The inhabitants of the Noachian world were destroyed because they were corrupted through the indulgence of perverted appetite. Sodom and Gomorrah were destroyed through the gratification of unnatural appetite, which so benumbed the intellect that they could not discern the difference between the sacred claims of God and the clamor of appetite. The latter enslaved them, and they became so ferocious and bold in their detestable abominations that God would not tolerate them upon the earth. God ascribes the wickedness of Babylon to her gluttony and drunkenness. 3T 162.2
The apostle Paul exhorts the church: I beseech you therefore, brethren, by the mercies of God, that ye present your bodies a living sacrifice, holy, acceptable unto God, which is your reasonable service.” Men, then, can make their bodies unholy by sinful indulgences. If unholy, they are unfitted to be spiritual worshipers and are not worthy of heaven. If man will cherish the light that God in mercy gives him upon health reform, he may be sanctified through the truth and fitted for immortality. But if he disregards that light and lives in violation of natural law he must pay the penalty. 3T 162.3Read in context »
This chapter is based on Genesis 19.
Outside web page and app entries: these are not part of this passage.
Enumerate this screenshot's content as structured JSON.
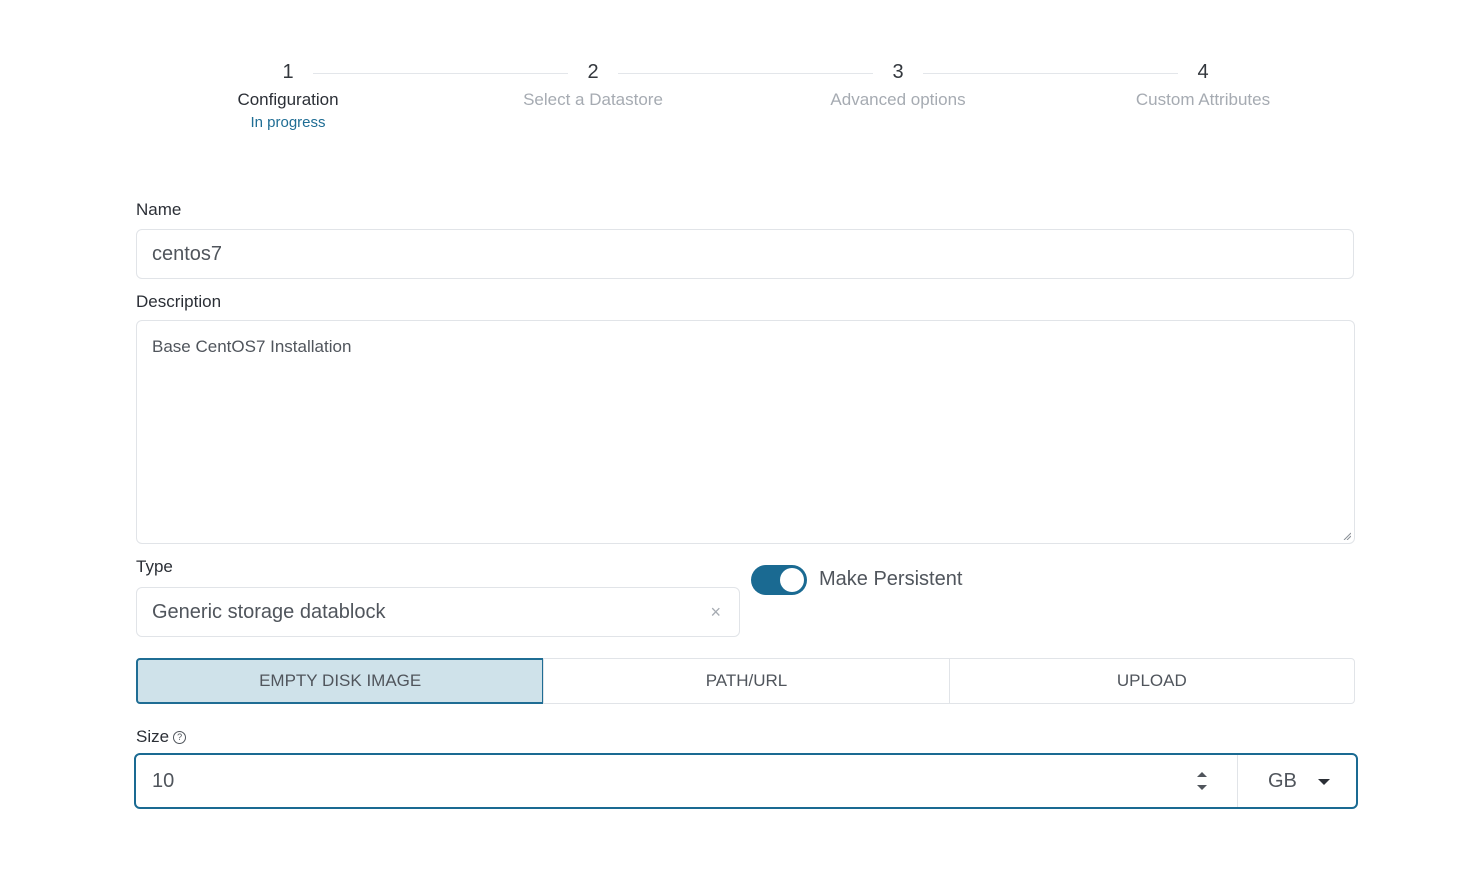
{
  "stepper": {
    "steps": [
      {
        "number": "1",
        "title": "Configuration",
        "subtitle": "In progress"
      },
      {
        "number": "2",
        "title": "Select a Datastore"
      },
      {
        "number": "3",
        "title": "Advanced options"
      },
      {
        "number": "4",
        "title": "Custom Attributes"
      }
    ]
  },
  "form": {
    "name_label": "Name",
    "name_value": "centos7",
    "description_label": "Description",
    "description_value": "Base CentOS7 Installation",
    "type_label": "Type",
    "type_value": "Generic storage datablock",
    "clear_glyph": "×",
    "persistent_label": "Make Persistent",
    "persistent_on": true,
    "source_tabs": [
      "EMPTY DISK IMAGE",
      "PATH/URL",
      "UPLOAD"
    ],
    "source_selected": "EMPTY DISK IMAGE",
    "size_label": "Size",
    "help_glyph": "?",
    "size_value": "10",
    "size_unit": "GB"
  },
  "colors": {
    "accent": "#1a6a92",
    "tab_selected_bg": "#cfe2ea",
    "muted_text": "#a6abb2"
  },
  "icons": [
    "clear-icon",
    "help-icon",
    "spinner-icon",
    "chevron-down-icon"
  ]
}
Fairest among the cities of the Jordan Valley was Sodom, set in a plain which was “as the garden of the Lord” in its fertility and beauty. Here the luxuriant vegetation of the tropics flourished. Here was the home of the palm tree, the olive, and the vine; and flowers shed their fragrance throughout the year. Rich harvests clothed the fields, and flocks and herds covered the encircling hills. Art and commerce contributed to enrich the proud city of the plain. The treasures of the East adorned her palaces, and the caravans of the desert brought their stores of precious things to supply her marts of trade. With little thought or labor, every want of life could be supplied, and the whole year seemed one round of festivity. PP 156.1Read in context »
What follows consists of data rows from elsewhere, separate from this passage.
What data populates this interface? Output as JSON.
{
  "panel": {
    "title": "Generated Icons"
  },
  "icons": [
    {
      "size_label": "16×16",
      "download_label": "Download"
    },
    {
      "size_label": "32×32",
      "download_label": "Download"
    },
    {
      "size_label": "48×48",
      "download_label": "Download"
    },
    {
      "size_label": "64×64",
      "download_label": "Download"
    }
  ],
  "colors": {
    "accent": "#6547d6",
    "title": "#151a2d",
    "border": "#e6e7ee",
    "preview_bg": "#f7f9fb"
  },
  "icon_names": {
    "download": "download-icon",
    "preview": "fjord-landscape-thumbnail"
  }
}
We should choose the society most favorable to our spiritual advancement, and avail ourselves of every help within our reach; for Satan will oppose many hindrances to make our progress toward heaven as difficult as possible. We may be placed in trying positions, for many cannot have their surroundings what they would; but we should not voluntarily expose ourselves to influences that are unfavorable to the formation of Christian character. When duty calls us to do this, we should be doubly watchful and prayerful, that, through the grace of Christ, we may stand uncorrupted. MYP 419.1
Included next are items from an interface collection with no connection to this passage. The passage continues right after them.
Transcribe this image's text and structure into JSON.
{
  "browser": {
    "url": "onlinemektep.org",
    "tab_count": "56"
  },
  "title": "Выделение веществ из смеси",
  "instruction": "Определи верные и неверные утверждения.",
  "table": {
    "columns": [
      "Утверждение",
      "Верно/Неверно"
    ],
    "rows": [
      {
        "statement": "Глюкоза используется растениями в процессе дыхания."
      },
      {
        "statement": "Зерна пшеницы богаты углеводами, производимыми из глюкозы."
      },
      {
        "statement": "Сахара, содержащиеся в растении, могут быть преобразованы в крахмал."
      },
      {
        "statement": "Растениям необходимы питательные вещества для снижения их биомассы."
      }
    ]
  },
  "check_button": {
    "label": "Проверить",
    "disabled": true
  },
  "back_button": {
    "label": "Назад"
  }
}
Lot chose Sodom as a place of residence because he looked more to the temporal advantages he would gain than to the moral influences that would surround himself and his family. What did he gain so far as the things of this world are concerned? His possessions were destroyed, part of his children perished in the destruction of that wicked city, his wife was turned to a pillar of salt by the way, and he himself was saved “so as by fire.” Nor did the evil results of his selfish choice end here; but the moral corruption of the place was so interwoven with the character of his children that they could not distinguish between good and evil, sin and righteousness.—The Signs of the Times, May 29, 1884. MYP 419.2Read in context »